For example:

Ignoring what a struct is for the moment, you can see that we’re defining a new struct type named Fraction (in the global scope, so it can be used anywhere in the rest of the file). Then, inside main(), we instantiate a variable of type Fraction.

We’ll show more examples of defining and using program-defined types in the next lesson (8.2 -- Introduction to unscoped enumerations [1]), and we cover structs starting in lesson 8.12 -- Struct definition and member selection [2].

By convention, program-defined types are named starting with a capital letter and don’t use a “_t” suffix (e.g. Fraction, not fraction or fraction_t). This nomenclature helps differentiate program-defined type names from from type aliases (which often use a “_t” suffix) and variable names (which start with a lower case letter).

Best practice

Whenever you create a new program-defined type, name it starting with a capital letter.

New programmers are sometimes confused by the following:

Because Fraction starts with a capital letter, by convention we can recognize that it is a program-defined type. And fraction is the name of the variable being created. C++ is case-sensitive, so there’s no naming conflict here!

Using program-defined types throughout a multi-file program

Every code file that uses a program-defined type needs to see the full type definition before it is used. A forward declaration is not sufficient. This is required so that the compiler knows how much memory to allocate for objects of that type.

To propagate type definitions into the code files that need them, program-defined types are typically defined in header files, and then #included into any code file that requires that type definition.

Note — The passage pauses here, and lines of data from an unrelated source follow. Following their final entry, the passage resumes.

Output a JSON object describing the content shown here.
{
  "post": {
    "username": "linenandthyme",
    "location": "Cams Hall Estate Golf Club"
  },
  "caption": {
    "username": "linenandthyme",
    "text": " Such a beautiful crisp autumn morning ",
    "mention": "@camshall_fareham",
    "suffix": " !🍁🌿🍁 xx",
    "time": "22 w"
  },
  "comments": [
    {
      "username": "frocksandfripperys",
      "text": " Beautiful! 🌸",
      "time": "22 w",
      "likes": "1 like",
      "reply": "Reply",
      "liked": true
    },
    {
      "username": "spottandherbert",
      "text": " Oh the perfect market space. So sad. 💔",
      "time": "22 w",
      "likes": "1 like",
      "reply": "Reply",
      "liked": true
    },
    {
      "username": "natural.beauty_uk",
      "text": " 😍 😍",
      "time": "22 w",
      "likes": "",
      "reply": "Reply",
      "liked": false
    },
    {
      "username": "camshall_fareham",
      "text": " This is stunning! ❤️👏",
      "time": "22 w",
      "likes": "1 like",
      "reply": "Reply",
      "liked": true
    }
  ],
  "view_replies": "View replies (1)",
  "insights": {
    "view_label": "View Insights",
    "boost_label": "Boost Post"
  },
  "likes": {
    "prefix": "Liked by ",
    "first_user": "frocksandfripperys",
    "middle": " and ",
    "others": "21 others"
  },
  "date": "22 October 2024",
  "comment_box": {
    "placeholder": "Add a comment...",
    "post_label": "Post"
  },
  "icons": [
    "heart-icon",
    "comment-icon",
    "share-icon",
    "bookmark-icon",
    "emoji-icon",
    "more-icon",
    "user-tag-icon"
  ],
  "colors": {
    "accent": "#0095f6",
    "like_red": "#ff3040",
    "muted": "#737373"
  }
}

These header files are typically given the same name as the program-defined type (e.g. a program-defined type named Fraction would be defined in Fraction.h)

Best practice

A program-defined type used in only one code file should be defined in that code file as close to the first point of use as possible.

A program-defined type used in multiple code files should be defined in a header files with the same name as the program defined type and then #included into each code file as needed.



For advanced readers

In lesson 2.7 -- Forward declarations and definitions [3], we discussed how the one-definition rule required us to define functions (and variables) in code files (not headers), and propagate only the forward declarations via header files.

If program-defined types were subject to the same limitations, we would only be able to propagate forward declarations for types, not the full type definitions. This isn’t sufficient for us to be able to use those type definitions (since the compiler needs to see the full type definition).

Consequently, types have been exempted from the one-definition rule, so that full type definitions can be propagated to multiple files, even if that results in a duplicate definition.

User-defined types

The term user-defined type sometimes comes up in casual conversation, as well as being mentioned (but not defined) in the C++ language standard. In casual conversation, the term tends to mean “a type that you defined yourself” (in other words, a program-defined type). Sometimes this also includes type aliases.

However, as used in the C++ language standard, a user-defined type is intended to be any type not defined as part of the core C++ language. This means that types defined in the C++ standard library are technically considered to be user-defined types.

Because of mismatch in casual vs technical meaning, we’ll generally avoid the term user-defined type, and prefer the term program-defined type when talking about types that are defined by a programmer for use in their own programs.